The JINSA proposal is absurd, said a Washington-based defense policy expert who asked not to be named because of his sensitive position.  "It's about politics, not hardware.  It's deeply unserious."

Israel's new Samson has the range and the capacity to deliver the MOP and more to Iranian nuclear sites at Arak, Qom, Bushehr, Parchin, Fordow or Natanz and return without refueling.  It has a range of 3,200 miles, cruises over 400 miles an hour and carries a payload of 45,000 pounds.  Israel already has a number of 2,000- and 5,000-pound bunker busters delivered by the Obama administration (after having been turned down by the Bush administration).  Adelman says he has no inside information but believes Israel may already have the GBU-57.

Israel doesn't have the money or the infrastructure to maintain B-52s or the trained personnel, which Deptula "knows full well," the defense expert told me. "This is purely an attack on Obama as Mr.-Spineless-'Cause-He-Won't-Bomb-Iran," he said.  It's right-wing, pro-Israel Americans taunting Obama, saying, "If you're not going to use those, let Netanyahu borrow them."

Prof. Dan Schueftan of Haifa University told a Georgetown University audience in Washington this week that he does not believe Israel would or should bomb Iranian nuclear facilities because even if it feels it is necessary to act "it will be perceived by the American people as though Israel is trying to undermine the negotiations and bring the United States into war."

The fact that the Wall Street Journal, which knows better, would give credence to JINSA's off-the-wall proposal shows how any sense of reality is blinded by its partisan biases. 

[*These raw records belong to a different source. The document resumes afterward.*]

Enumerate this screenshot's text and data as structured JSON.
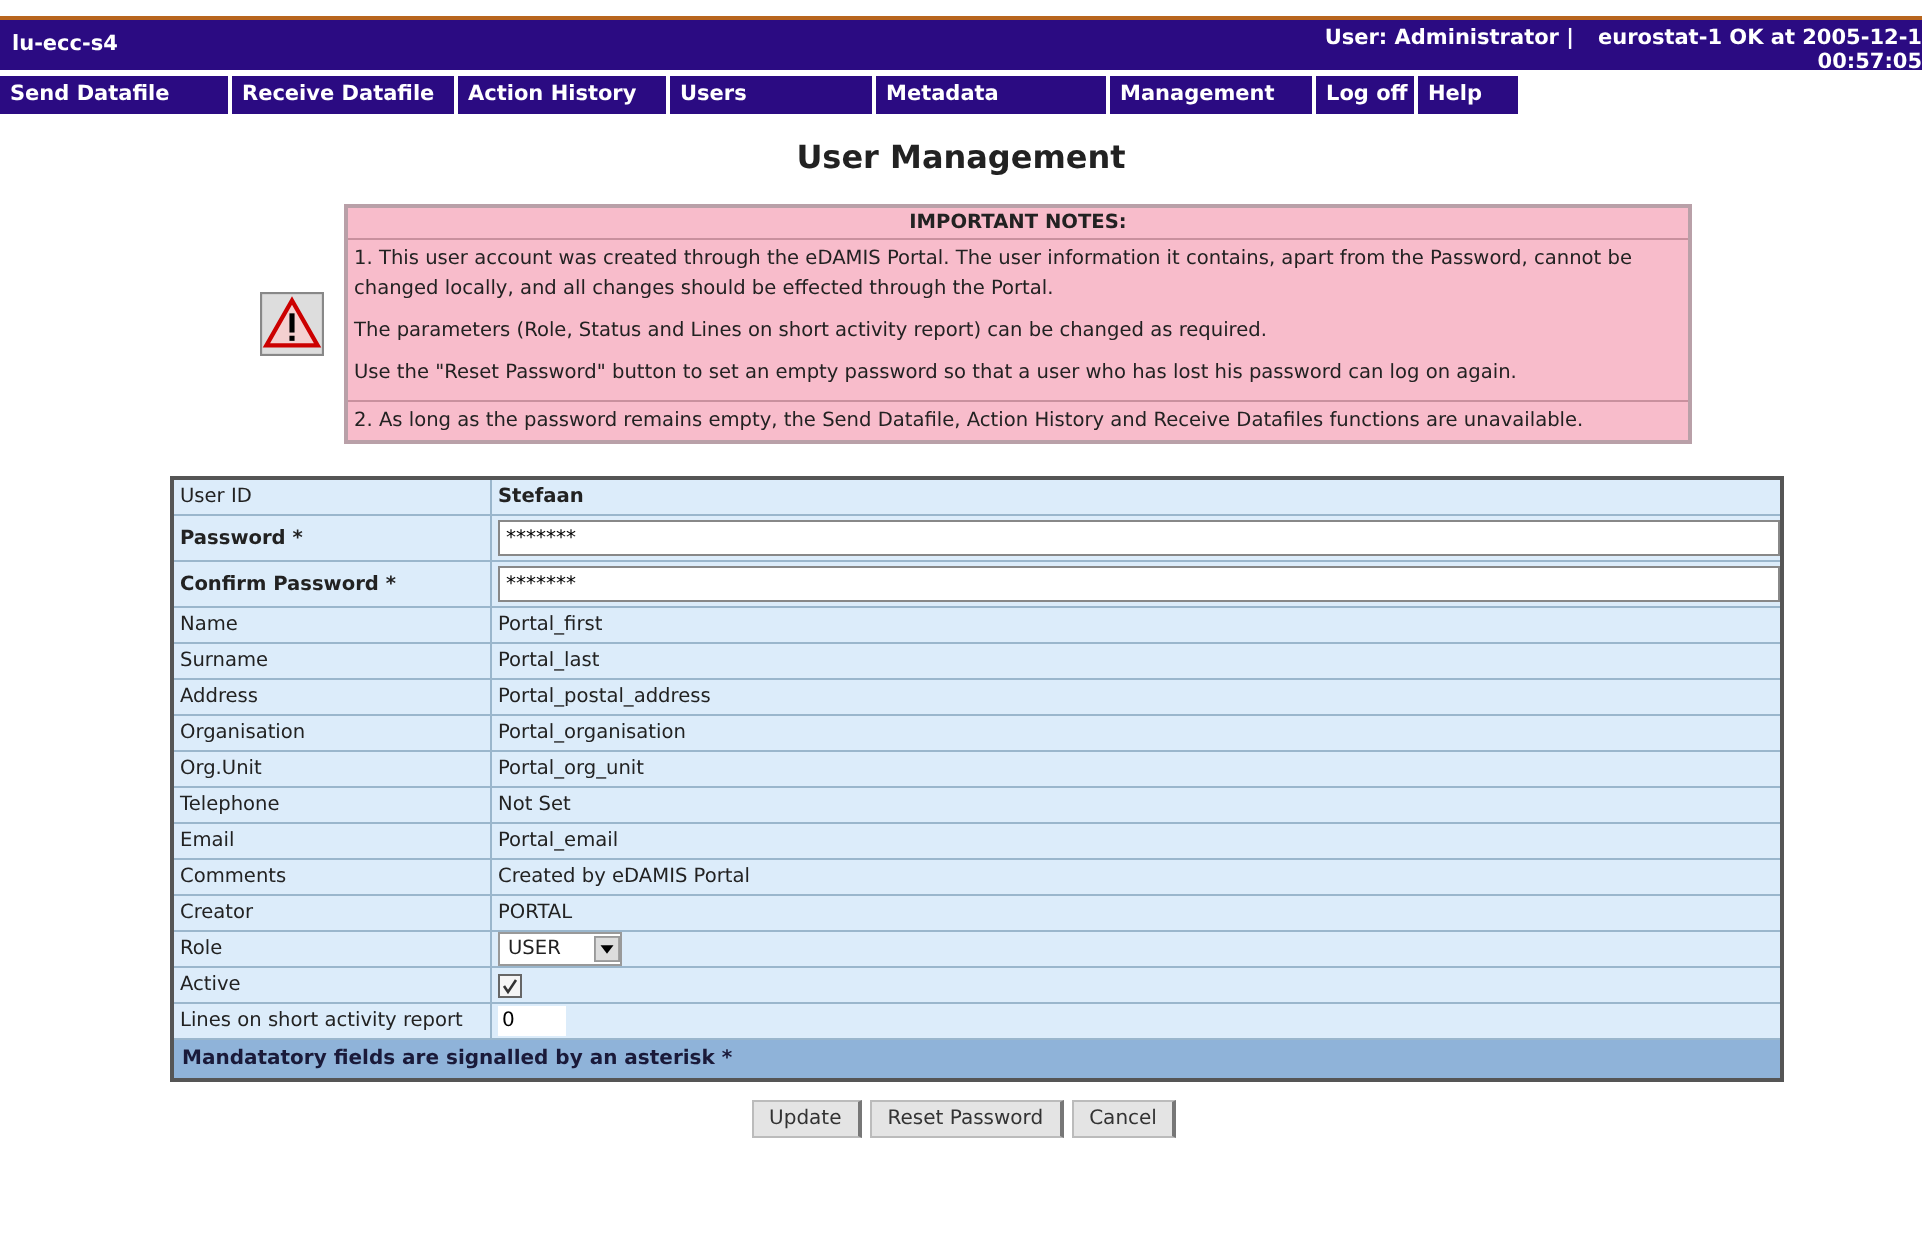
{
  "header": {
    "host": "lu-ecc-s4",
    "user": "User: Administrator |",
    "status_line_1": "eurostat-1 OK at 2005-12-1",
    "status_line_2": "00:57:05"
  },
  "nav": [
    {
      "label": "Send Datafile"
    },
    {
      "label": "Receive Datafile"
    },
    {
      "label": "Action History"
    },
    {
      "label": "Users"
    },
    {
      "label": "Metadata"
    },
    {
      "label": "Management"
    },
    {
      "label": "Log off"
    },
    {
      "label": "Help"
    }
  ],
  "page_title": "User Management",
  "notes": {
    "title": "IMPORTANT NOTES:",
    "sections": [
      [
        "1. This user account was created through the eDAMIS Portal. The user information it contains, apart from the Password, cannot be changed locally, and all changes should be effected through the Portal.",
        "The parameters (Role, Status and Lines on short activity report) can be changed as required.",
        "Use the \"Reset Password\" button to set an empty password so that a user who has lost his password can log on again."
      ],
      [
        "2. As long as the password remains empty, the Send Datafile, Action History and Receive Datafiles functions are unavailable."
      ]
    ]
  },
  "form": {
    "rows": [
      {
        "label": "User ID",
        "kind": "bold",
        "value": "Stefaan"
      },
      {
        "label": "Password *",
        "kind": "password",
        "value": "*******"
      },
      {
        "label": "Confirm Password *",
        "kind": "password",
        "value": "*******"
      },
      {
        "label": "Name",
        "kind": "text",
        "value": "Portal_first"
      },
      {
        "label": "Surname",
        "kind": "text",
        "value": "Portal_last"
      },
      {
        "label": "Address",
        "kind": "text",
        "value": "Portal_postal_address"
      },
      {
        "label": "Organisation",
        "kind": "text",
        "value": "Portal_organisation"
      },
      {
        "label": "Org.Unit",
        "kind": "text",
        "value": "Portal_org_unit"
      },
      {
        "label": "Telephone",
        "kind": "text",
        "value": "Not Set"
      },
      {
        "label": "Email",
        "kind": "text",
        "value": "Portal_email"
      },
      {
        "label": "Comments",
        "kind": "text",
        "value": "Created by eDAMIS Portal"
      },
      {
        "label": "Creator",
        "kind": "text",
        "value": "PORTAL"
      },
      {
        "label": "Role",
        "kind": "select",
        "value": "USER"
      },
      {
        "label": "Active",
        "kind": "checkbox",
        "checked": true
      },
      {
        "label": "Lines on short activity report",
        "kind": "number",
        "value": "0"
      }
    ],
    "footer": "Mandatatory fields are signalled by an asterisk *"
  },
  "buttons": [
    "Update",
    "Reset Password",
    "Cancel"
  ]
}
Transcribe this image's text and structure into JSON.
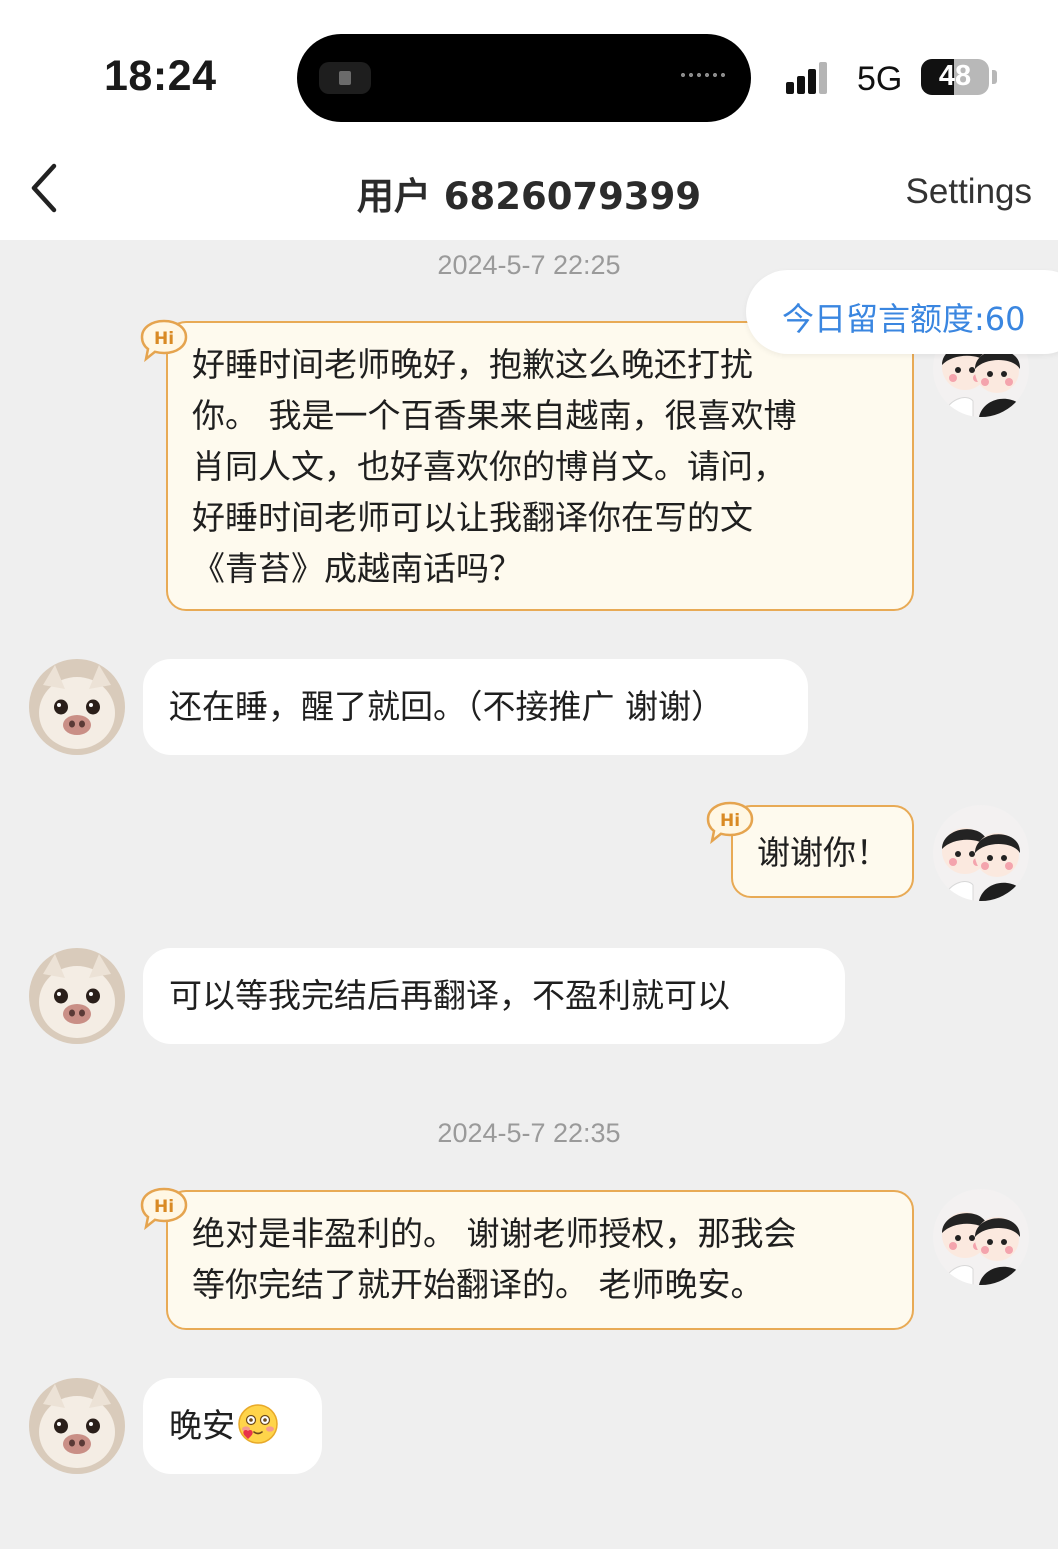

About the Author
Douglas M. Bloomfield is a syndicated columnist, Washington lobbyist and consultant. He spent nine years as the legislative director and chief lobbyist for AIPAC.